“Presently,” Colonel McDonnell's despatch continued, “news was brought to me that Major Von Tempsky, Captain Buck, Captain McDonnell, and Lieutenant Hunter were shot dead. But just then Captain McDonnell came up and stated that Major Von Tempsky, Captain Buck, and Lieutenant Hunter were killed, and that he had told Lieutenant Hastings that the only chance was to carry out the orders that had been given Major Von Tempsky; at once his reply was that Captain Buck was senior, and he would consult him. Captain McDonnell then went to see Captain Buck, but found that he was killed, and the enemy by this time in possession of the place where the bodies of Buck, Major Von Tempsky, and two men lay. He returned then, and pointed out to Mr. Hastings the necessity of retiring. The fire at this time was very heavy from the front, rear, and right, and from the tops of the rata trees. He then followed on my trail with eight natives and ten Europeans, and reported as above. I had now with me about eighty men, including natives—hardly sufficient to carry out the wounded, now increasing in number, and to keep down the fire from our right. Knowing that a large portion of the force was in rear, and several good officers, I moved on, feeling sure they were covering our retreat; but I presently found that the enemy had got between us, and it appears from what Sub-Inspector Roberts tells that soon after Captain McDonnell had left the Hauhaus succeeded in completely surrounding the rearguard, and it was only with the greatest difficulty they cut their way through them. The Hauhaus then left him (as he struck to the left farther into the bush) and came after us, overtaking us before we struck the main track leading into Te Ngutu-o-te-manu. Captain McDonnell mean-while had taken up a position at Te Maru to keep our front open. Our wounded had by this time increased to twelve, who had to be carried, beside several who had been hit but could walk. The men with our party worked hard, but were so done up as to require every persuasion and advice I and my officers could page 216 think of to keep the majority from abandoning the wounded. One man killed I had to leave, and Dr. Best was badly hit in going to ascertain his state. The doctor had to be carried off on rifles, having no more stretchers in my party. The natives now swarmed in our rear, and kept up a heavy fire, which I was obliged to return only occasionally, as my ammunition was very short, Captain Cumming and myself loading and firing now and then. I was afraid the enemy might have got round to the crossing of the Wai-ngongoro River before I could reach it. We attained the opening at Ahi-paipa just at dusk, and here received a parting volley from the enemy. They followed on yelling, and commenced a war-dance in the open ground out of the bush. I caused my men to cheer, and gave them a volley which I should think took effect, as their dance ended rather abruptly, and they did not molest us any more. I may state that for some time I had not heard any distant firing, and therefore concluded the remainder of the force had got in advance of me. I pushed on across the river and found a few friendly natives holding the crossing. We got the men and wounded safely across and reached camp about 10 p.m. A mixed party of natives and Europeans, the latter numbering about eighty, had arrived before me and reported that all the officers were killed or wounded and left behind myself included.”

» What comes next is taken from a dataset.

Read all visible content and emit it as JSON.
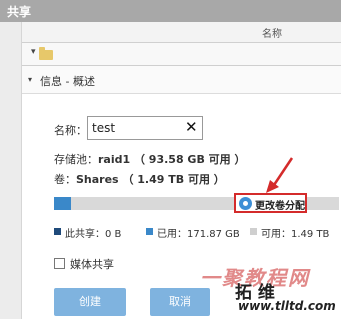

McDonnell emphasized the great need of training and experience in forest fighting. The Wanganui and Ngati-Apa Maoris, who accompanied the force and who, it was known, killed fifteen Hauhaus, themselves suffered no loss; not even a man was wounded. This, he said, was proof that to fight Maoris successfully in a bush where every tree and every track were known to them required men who had been long and carefully trained to such work. Instead of his men dispersing and taking cover, they could not be prevented from huddling together in small lots, making a good target for their enemies. His efforts and those of his officers were in most cases without effect in convincing them of the mistake they were making.

As for the Hauhau losses, McDonnell reported that those known killed by the Europeans numbered thirteen, and by the Kupapas fifteen, making a total of twenty-eight; this was exclusive of losses the enemy must have suffered when the main body was fighting its way out. The Maoris, however, dispute this estimate.